Wherever a line in the data below holds "annotation", copy that line.

[[ DATA UNDER STUDY open ]]

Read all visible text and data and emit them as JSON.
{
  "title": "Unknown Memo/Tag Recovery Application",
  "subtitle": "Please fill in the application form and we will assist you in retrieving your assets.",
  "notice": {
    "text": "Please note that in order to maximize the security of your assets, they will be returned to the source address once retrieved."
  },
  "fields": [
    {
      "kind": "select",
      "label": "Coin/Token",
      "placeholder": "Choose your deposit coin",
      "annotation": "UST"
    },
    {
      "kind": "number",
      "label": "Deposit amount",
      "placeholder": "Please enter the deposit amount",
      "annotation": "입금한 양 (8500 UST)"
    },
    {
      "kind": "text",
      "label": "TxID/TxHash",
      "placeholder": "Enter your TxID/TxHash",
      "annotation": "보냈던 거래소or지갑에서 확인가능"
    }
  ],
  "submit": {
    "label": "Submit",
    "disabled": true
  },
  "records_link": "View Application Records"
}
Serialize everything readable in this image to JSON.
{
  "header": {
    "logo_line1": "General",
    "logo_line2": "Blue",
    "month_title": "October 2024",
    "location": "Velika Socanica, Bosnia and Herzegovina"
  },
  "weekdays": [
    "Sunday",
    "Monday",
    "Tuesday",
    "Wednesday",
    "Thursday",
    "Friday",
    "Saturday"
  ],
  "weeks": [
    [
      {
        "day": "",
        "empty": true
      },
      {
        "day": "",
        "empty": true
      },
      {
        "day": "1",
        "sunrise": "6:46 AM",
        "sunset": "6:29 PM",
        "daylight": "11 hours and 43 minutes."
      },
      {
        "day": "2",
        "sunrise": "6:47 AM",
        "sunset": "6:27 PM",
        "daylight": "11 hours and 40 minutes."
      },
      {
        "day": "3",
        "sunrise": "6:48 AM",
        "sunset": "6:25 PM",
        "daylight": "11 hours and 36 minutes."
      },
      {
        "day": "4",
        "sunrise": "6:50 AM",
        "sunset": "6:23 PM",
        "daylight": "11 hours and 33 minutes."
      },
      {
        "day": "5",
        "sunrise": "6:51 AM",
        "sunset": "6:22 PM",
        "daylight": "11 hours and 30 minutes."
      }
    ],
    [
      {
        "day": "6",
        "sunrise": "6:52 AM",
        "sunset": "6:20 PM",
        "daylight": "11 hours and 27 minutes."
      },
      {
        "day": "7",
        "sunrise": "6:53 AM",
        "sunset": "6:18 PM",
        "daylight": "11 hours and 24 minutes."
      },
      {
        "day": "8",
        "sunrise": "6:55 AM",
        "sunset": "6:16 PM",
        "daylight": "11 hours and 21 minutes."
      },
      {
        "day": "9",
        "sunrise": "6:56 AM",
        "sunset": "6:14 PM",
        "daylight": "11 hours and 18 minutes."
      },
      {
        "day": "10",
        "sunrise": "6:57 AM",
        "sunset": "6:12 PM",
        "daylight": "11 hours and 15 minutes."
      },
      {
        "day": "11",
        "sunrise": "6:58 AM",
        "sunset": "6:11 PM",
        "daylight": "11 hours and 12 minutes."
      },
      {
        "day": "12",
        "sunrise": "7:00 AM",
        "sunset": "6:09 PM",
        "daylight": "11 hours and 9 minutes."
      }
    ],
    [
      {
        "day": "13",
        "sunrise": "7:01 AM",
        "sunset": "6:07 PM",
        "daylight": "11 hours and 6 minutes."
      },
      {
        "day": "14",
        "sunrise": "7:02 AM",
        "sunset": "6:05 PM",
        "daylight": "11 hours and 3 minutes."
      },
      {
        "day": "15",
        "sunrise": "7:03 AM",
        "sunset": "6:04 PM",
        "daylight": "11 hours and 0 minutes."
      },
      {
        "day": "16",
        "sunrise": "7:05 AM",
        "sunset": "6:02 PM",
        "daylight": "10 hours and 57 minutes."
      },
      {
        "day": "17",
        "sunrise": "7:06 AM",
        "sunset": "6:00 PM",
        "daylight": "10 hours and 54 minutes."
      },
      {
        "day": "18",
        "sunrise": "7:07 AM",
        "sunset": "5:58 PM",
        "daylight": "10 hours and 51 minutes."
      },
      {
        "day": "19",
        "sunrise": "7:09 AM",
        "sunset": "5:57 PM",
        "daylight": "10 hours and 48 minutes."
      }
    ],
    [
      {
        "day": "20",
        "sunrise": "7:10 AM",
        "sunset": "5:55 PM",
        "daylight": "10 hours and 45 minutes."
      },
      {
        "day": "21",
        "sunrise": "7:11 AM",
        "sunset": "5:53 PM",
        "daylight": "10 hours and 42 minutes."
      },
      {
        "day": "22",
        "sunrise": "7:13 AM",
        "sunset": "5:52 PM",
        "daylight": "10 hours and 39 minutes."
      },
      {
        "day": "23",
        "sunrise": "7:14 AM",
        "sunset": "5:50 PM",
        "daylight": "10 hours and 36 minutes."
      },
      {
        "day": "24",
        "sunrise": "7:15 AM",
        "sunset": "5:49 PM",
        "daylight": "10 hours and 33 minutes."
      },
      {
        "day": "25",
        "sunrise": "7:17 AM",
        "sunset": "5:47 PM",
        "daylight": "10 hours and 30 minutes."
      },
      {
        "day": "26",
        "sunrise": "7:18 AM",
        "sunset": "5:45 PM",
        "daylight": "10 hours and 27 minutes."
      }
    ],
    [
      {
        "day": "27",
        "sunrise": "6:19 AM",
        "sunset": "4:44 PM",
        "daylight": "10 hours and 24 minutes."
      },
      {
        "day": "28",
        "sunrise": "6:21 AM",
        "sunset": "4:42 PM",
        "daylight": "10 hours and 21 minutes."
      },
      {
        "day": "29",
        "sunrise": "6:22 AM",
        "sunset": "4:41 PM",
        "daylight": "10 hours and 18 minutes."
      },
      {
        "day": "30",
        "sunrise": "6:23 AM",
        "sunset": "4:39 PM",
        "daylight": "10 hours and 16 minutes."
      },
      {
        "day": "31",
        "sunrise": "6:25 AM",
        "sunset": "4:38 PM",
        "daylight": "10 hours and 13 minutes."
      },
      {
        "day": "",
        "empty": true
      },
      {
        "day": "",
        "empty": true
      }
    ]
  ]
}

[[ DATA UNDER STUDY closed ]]

> SOLUTION BELOW
      "annotation": "UST"
      "annotation": "입금한 양 (8500 UST)"
      "annotation": "보냈던 거래소or지갑에서 확인가능"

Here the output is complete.